In so many ways, this is a youth ministry movie – a powerful example of the impact adults can have in the lives of teens.
In the movie, Mr. White – a teacher who's been laid off by several schools for his mistreatment of students – has been hired by McFarland High School to be a life science and PE teacher, in addition to it's assistant football coach. Both McFarland – an impoverished school comprised of mostly Hispanic students – and Mr. White are desperate for this situation to work.
One scene early in the movie takes place at a McFarland football game. The team is decimated by it's opponent, with a score of 60 something to 0. Clearly, football is not a game these boys – or this school – excels at.
What these boys excel at is running.
Over time, Mr. White observes them running – in his PE classes as well as to and from school, when not having a car forces them to run from school to their job as crop pickers.
Having seen this, Mr. White suggests McFarland form a cross country team. Initially the principal rejects this idea, saying cross country is a “private school” sport. Eventually, Mr. White uses some creative funding to convince the principal to give it a shot.
As they say, the rest is history.
The team wins the state championship that year, as well as 8 times in the next 14 years.
There is, I believe, an important lesson here for youth workers.
So often as youth workers, we enter a position knowing exactly what it is we have to do: Create programs.
So we go into a church and create or revamp a youth worship service. We fill it with the latest greatest contemporary Christian songs, led by our very own youth praise band. We preach at these services, giving hip, relevant talks that also utilize all kinds of awesome movie clips.
Then sometime during the week, we lead a second program like Sunday school or small groups. Occasionally, we also insert a few social and service events, retreats, and mission trips into our ministry's calendar. Eventually, we train a few extra adult leaders to help us out as well.
None of these things are bad. In fact, some are even critical to the faith formation of teens.
The problem is that too often, we assume there's only one way to do youth ministry and that as a result, what we did at our last church (or what we learned how to do in school) will work at our new church; That what's working at the church down the street will also work for us.

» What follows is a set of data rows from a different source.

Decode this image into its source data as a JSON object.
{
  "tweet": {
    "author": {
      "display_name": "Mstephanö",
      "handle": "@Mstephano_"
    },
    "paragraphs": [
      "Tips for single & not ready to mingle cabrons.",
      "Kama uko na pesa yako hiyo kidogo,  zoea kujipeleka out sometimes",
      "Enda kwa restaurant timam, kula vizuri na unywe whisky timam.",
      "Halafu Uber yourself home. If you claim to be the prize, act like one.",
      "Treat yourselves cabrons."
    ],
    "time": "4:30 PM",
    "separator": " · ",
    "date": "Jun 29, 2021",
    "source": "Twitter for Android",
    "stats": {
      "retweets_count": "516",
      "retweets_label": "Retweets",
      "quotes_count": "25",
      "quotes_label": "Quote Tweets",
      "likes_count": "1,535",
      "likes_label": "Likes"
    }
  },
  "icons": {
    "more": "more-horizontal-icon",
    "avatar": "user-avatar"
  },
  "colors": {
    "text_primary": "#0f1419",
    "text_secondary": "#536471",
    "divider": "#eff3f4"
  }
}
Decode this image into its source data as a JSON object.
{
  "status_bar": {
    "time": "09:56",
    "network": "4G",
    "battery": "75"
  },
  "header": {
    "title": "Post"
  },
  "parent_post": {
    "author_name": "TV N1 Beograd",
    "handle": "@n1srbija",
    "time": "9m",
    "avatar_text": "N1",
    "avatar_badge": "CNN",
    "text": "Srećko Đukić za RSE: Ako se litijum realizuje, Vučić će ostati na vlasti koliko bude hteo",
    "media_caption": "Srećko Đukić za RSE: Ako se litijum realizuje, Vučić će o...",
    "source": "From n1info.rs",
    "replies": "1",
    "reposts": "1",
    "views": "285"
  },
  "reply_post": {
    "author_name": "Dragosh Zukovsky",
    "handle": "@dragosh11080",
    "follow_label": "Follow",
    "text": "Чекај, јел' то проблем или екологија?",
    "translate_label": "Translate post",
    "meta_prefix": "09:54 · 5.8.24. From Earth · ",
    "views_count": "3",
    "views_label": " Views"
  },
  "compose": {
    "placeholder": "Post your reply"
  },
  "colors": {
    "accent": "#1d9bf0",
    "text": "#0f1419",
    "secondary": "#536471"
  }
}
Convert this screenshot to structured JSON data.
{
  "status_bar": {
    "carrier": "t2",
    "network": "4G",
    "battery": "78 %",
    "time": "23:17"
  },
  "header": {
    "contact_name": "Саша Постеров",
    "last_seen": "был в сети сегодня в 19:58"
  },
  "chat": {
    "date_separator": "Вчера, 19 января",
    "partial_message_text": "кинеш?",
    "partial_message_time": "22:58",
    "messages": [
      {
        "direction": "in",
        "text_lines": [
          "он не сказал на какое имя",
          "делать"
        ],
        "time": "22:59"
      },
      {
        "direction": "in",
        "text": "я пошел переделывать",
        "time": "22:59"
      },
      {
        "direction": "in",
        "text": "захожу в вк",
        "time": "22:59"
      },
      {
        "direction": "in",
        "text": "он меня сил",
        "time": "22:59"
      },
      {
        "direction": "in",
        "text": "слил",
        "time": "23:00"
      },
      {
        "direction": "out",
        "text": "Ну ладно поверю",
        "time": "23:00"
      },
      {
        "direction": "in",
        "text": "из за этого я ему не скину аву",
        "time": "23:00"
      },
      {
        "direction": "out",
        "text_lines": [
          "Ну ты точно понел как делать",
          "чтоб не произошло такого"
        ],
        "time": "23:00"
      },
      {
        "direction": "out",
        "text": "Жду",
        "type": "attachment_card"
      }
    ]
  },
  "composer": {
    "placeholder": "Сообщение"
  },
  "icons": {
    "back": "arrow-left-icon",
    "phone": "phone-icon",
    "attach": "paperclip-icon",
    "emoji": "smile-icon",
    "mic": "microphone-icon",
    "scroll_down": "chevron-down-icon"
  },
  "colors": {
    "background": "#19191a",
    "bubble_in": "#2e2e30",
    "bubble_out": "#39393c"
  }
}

We make such assumptions without any real thought or regard for the unique people and history of our congregation.
Sometimes we get lucky and this works, but many times it doesn't.
What McFarland USA teaches us is that programs that are successful in one place won't necessarily be successful in others.
In actuality, the most successful programs aren't the ones that work for the church down the street. Instead, the most successful youth ministry programs are the ones that take into account a congregation's unique history, people, and gifts and build upon those.
Creating such programs is hard.
It means moving slow.
It means listening to others.
It means laying aside our assumptions about what a good youth ministry looks like.
It means being willing to try and fail... Or perhaps being willing to invest in short-term programs you know will last at most four years (the length of time it takes for a class to graduate) rather than for all eternity.
It means creating a youth ministry unique to your specific context that won't necessarily be transferable anywhere else.
Of course, when we as youth workers successfully create such programs, our reward won't be state championships. It'll be something far better: Teens who actively engage in our youth ministries and more importantly, in following Jesus.
Photo Credit: http://abc7.com/entertainment/take-an-inspirational-journey-with-mcfarland-usa/515446/